Work to complete: Tally the lines below containing "icon" and report only the total.

Element data from apps and pages
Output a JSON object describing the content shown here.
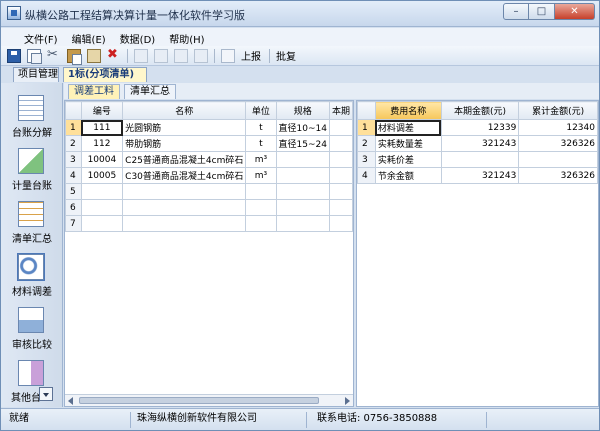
{
  "window": {
    "title": "纵横公路工程结算决算计量一体化软件学习版",
    "controls": [
      "–",
      "□",
      "✕"
    ]
  },
  "menu": [
    {
      "label": "文件(F)"
    },
    {
      "label": "编辑(E)"
    },
    {
      "label": "数据(D)"
    },
    {
      "label": "帮助(H)"
    }
  ],
  "toolbar": {
    "report_label": "上报",
    "approve_label": "批复"
  },
  "doc_tabs": {
    "project": "项目管理",
    "bid": "1标(分项清单)"
  },
  "sidebar": {
    "items": [
      {
        "label": "台账分解",
        "icon": "ledger-grid-icon"
      },
      {
        "label": "计量台账",
        "icon": "measurement-calc-icon"
      },
      {
        "label": "清单汇总",
        "icon": "list-summary-icon"
      },
      {
        "label": "材料调差",
        "icon": "material-adjust-icon"
      },
      {
        "label": "审核比较",
        "icon": "audit-compare-icon"
      },
      {
        "label": "其他台",
        "icon": "other-ledger-icon"
      }
    ]
  },
  "sub_tabs": {
    "material": "调差工料",
    "summary": "清单汇总"
  },
  "left_table": {
    "columns": [
      "编号",
      "名称",
      "单位",
      "规格",
      "本期"
    ],
    "rows": [
      {
        "row": "1",
        "code": "111",
        "name": "光圆钢筋",
        "unit": "t",
        "spec": "直径10~14"
      },
      {
        "row": "2",
        "code": "112",
        "name": "带肋钢筋",
        "unit": "t",
        "spec": "直径15~24"
      },
      {
        "row": "3",
        "code": "10004",
        "name": "C25普通商品混凝土4cm碎石",
        "unit": "m³",
        "spec": ""
      },
      {
        "row": "4",
        "code": "10005",
        "name": "C30普通商品混凝土4cm碎石",
        "unit": "m³",
        "spec": ""
      },
      {
        "row": "5",
        "code": "",
        "name": "",
        "unit": "",
        "spec": ""
      },
      {
        "row": "6",
        "code": "",
        "name": "",
        "unit": "",
        "spec": ""
      },
      {
        "row": "7",
        "code": "",
        "name": "",
        "unit": "",
        "spec": ""
      }
    ]
  },
  "right_table": {
    "columns": [
      "费用名称",
      "本期金额(元)",
      "累计金额(元)"
    ],
    "rows": [
      {
        "row": "1",
        "name": "材料调差",
        "current": "12339",
        "total": "12340"
      },
      {
        "row": "2",
        "name": "实耗数量差",
        "current": "321243",
        "total": "326326"
      },
      {
        "row": "3",
        "name": "实耗价差",
        "current": "",
        "total": ""
      },
      {
        "row": "4",
        "name": "节余金额",
        "current": "321243",
        "total": "326326"
      }
    ]
  },
  "status": {
    "ready": "就绪",
    "company": "珠海纵横创新软件有限公司",
    "phone": "联系电话: 0756-3850888"
  },
  "colors": {
    "selection": "#ffe09a",
    "active_tab": "#fff2b8",
    "frame": "#d4e0ef"
  }
}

Expected answer: 6